> _WHAT THE TASK REQUIRES_
Write out the data exactly, keeping every line.

BEGIN

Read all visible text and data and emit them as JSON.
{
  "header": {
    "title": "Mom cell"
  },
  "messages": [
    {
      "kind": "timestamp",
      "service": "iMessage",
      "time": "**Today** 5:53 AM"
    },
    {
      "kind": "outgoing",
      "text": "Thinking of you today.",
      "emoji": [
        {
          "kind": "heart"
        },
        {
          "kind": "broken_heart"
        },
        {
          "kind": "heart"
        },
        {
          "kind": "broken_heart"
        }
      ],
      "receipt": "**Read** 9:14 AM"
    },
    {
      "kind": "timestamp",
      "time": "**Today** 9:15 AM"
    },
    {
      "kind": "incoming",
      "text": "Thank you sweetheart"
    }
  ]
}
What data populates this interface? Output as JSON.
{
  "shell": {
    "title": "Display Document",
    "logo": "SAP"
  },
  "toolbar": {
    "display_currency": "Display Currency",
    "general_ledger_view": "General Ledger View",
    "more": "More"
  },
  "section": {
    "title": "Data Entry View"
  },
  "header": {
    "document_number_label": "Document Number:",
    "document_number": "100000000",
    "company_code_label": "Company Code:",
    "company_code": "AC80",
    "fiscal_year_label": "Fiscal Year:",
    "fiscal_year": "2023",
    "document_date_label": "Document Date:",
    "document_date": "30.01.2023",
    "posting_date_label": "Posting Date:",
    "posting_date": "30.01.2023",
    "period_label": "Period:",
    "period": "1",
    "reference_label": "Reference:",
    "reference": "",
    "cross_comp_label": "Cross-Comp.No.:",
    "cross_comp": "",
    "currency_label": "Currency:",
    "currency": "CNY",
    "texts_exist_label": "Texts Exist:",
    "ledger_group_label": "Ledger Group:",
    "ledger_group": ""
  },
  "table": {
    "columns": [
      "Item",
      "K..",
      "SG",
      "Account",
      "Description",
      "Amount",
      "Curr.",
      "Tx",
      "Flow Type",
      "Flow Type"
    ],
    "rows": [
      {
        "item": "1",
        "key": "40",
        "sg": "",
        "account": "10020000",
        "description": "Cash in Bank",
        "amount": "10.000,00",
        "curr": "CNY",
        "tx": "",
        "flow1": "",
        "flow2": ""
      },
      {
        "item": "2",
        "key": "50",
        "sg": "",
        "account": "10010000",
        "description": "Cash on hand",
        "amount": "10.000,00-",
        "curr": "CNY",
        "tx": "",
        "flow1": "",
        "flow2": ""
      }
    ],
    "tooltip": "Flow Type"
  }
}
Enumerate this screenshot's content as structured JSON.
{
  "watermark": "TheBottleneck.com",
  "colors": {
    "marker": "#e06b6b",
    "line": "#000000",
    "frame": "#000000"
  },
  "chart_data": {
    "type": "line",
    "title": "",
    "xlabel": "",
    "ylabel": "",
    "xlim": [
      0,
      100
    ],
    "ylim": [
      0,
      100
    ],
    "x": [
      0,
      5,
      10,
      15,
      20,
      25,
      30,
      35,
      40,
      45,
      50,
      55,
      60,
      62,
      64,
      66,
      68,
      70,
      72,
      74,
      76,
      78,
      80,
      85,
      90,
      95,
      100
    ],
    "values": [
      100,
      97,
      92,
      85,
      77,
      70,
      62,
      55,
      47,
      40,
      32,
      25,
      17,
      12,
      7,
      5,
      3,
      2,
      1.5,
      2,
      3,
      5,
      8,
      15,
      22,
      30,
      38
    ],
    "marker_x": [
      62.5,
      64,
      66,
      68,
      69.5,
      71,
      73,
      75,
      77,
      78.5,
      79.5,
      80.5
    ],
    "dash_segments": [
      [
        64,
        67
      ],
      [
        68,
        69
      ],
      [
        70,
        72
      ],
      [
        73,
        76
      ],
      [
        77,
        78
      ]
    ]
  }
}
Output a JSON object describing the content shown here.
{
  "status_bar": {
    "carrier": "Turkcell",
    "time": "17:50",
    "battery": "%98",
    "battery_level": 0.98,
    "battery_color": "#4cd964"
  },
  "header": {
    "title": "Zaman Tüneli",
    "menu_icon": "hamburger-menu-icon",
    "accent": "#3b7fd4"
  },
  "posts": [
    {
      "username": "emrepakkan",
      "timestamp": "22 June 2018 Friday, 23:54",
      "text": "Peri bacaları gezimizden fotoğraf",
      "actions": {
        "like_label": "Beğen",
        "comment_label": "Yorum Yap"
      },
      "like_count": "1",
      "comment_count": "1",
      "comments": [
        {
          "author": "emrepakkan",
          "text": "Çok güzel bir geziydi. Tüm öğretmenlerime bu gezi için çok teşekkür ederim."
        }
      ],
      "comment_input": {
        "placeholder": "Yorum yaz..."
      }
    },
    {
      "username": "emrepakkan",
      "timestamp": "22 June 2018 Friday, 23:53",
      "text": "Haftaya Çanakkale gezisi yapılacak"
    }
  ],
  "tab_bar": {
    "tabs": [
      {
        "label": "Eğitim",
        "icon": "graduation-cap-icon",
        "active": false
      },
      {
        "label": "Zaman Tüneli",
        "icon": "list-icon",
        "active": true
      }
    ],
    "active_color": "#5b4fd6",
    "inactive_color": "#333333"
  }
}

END

> _OUTPUT FOR THIS TASK_
Read all visible text and data and emit them as JSON.
{
  "header": {
    "title": "Mom cell"
  },
  "messages": [
    {
      "kind": "timestamp",
      "service": "iMessage",
      "time": "**Today** 5:53 AM"
    },
    {
      "kind": "outgoing",
      "text": "Thinking of you today.",
      "emoji": [
        {
          "kind": "heart"
        },
        {
          "kind": "broken_heart"
        },
        {
          "kind": "heart"
        },
        {
          "kind": "broken_heart"
        }
      ],
      "receipt": "**Read** 9:14 AM"
    },
    {
      "kind": "timestamp",
      "time": "**Today** 9:15 AM"
    },
    {
      "kind": "incoming",
      "text": "Thank you sweetheart"
    }
  ]
}
What data populates this interface? Output as JSON.
{
  "shell": {
    "title": "Display Document",
    "logo": "SAP"
  },
  "toolbar": {
    "display_currency": "Display Currency",
    "general_ledger_view": "General Ledger View",
    "more": "More"
  },
  "section": {
    "title": "Data Entry View"
  },
  "header": {
    "document_number_label": "Document Number:",
    "document_number": "100000000",
    "company_code_label": "Company Code:",
    "company_code": "AC80",
    "fiscal_year_label": "Fiscal Year:",
    "fiscal_year": "2023",
    "document_date_label": "Document Date:",
    "document_date": "30.01.2023",
    "posting_date_label": "Posting Date:",
    "posting_date": "30.01.2023",
    "period_label": "Period:",
    "period": "1",
    "reference_label": "Reference:",
    "reference": "",
    "cross_comp_label": "Cross-Comp.No.:",
    "cross_comp": "",
    "currency_label": "Currency:",
    "currency": "CNY",
    "texts_exist_label": "Texts Exist:",
    "ledger_group_label": "Ledger Group:",
    "ledger_group": ""
  },
  "table": {
    "columns": [
      "Item",
      "K..",
      "SG",
      "Account",
      "Description",
      "Amount",
      "Curr.",
      "Tx",
      "Flow Type",
      "Flow Type"
    ],
    "rows": [
      {
        "item": "1",
        "key": "40",
        "sg": "",
        "account": "10020000",
        "description": "Cash in Bank",
        "amount": "10.000,00",
        "curr": "CNY",
        "tx": "",
        "flow1": "",
        "flow2": ""
      },
      {
        "item": "2",
        "key": "50",
        "sg": "",
        "account": "10010000",
        "description": "Cash on hand",
        "amount": "10.000,00-",
        "curr": "CNY",
        "tx": "",
        "flow1": "",
        "flow2": ""
      }
    ],
    "tooltip": "Flow Type"
  }
}
Enumerate this screenshot's content as structured JSON.
{
  "watermark": "TheBottleneck.com",
  "colors": {
    "marker": "#e06b6b",
    "line": "#000000",
    "frame": "#000000"
  },
  "chart_data": {
    "type": "line",
    "title": "",
    "xlabel": "",
    "ylabel": "",
    "xlim": [
      0,
      100
    ],
    "ylim": [
      0,
      100
    ],
    "x": [
      0,
      5,
      10,
      15,
      20,
      25,
      30,
      35,
      40,
      45,
      50,
      55,
      60,
      62,
      64,
      66,
      68,
      70,
      72,
      74,
      76,
      78,
      80,
      85,
      90,
      95,
      100
    ],
    "values": [
      100,
      97,
      92,
      85,
      77,
      70,
      62,
      55,
      47,
      40,
      32,
      25,
      17,
      12,
      7,
      5,
      3,
      2,
      1.5,
      2,
      3,
      5,
      8,
      15,
      22,
      30,
      38
    ],
    "marker_x": [
      62.5,
      64,
      66,
      68,
      69.5,
      71,
      73,
      75,
      77,
      78.5,
      79.5,
      80.5
    ],
    "dash_segments": [
      [
        64,
        67
      ],
      [
        68,
        69
      ],
      [
        70,
        72
      ],
      [
        73,
        76
      ],
      [
        77,
        78
      ]
    ]
  }
}
Output a JSON object describing the content shown here.
{
  "status_bar": {
    "carrier": "Turkcell",
    "time": "17:50",
    "battery": "%98",
    "battery_level": 0.98,
    "battery_color": "#4cd964"
  },
  "header": {
    "title": "Zaman Tüneli",
    "menu_icon": "hamburger-menu-icon",
    "accent": "#3b7fd4"
  },
  "posts": [
    {
      "username": "emrepakkan",
      "timestamp": "22 June 2018 Friday, 23:54",
      "text": "Peri bacaları gezimizden fotoğraf",
      "actions": {
        "like_label": "Beğen",
        "comment_label": "Yorum Yap"
      },
      "like_count": "1",
      "comment_count": "1",
      "comments": [
        {
          "author": "emrepakkan",
          "text": "Çok güzel bir geziydi. Tüm öğretmenlerime bu gezi için çok teşekkür ederim."
        }
      ],
      "comment_input": {
        "placeholder": "Yorum yaz..."
      }
    },
    {
      "username": "emrepakkan",
      "timestamp": "22 June 2018 Friday, 23:53",
      "text": "Haftaya Çanakkale gezisi yapılacak"
    }
  ],
  "tab_bar": {
    "tabs": [
      {
        "label": "Eğitim",
        "icon": "graduation-cap-icon",
        "active": false
      },
      {
        "label": "Zaman Tüneli",
        "icon": "list-icon",
        "active": true
      }
    ],
    "active_color": "#5b4fd6",
    "inactive_color": "#333333"
  }
}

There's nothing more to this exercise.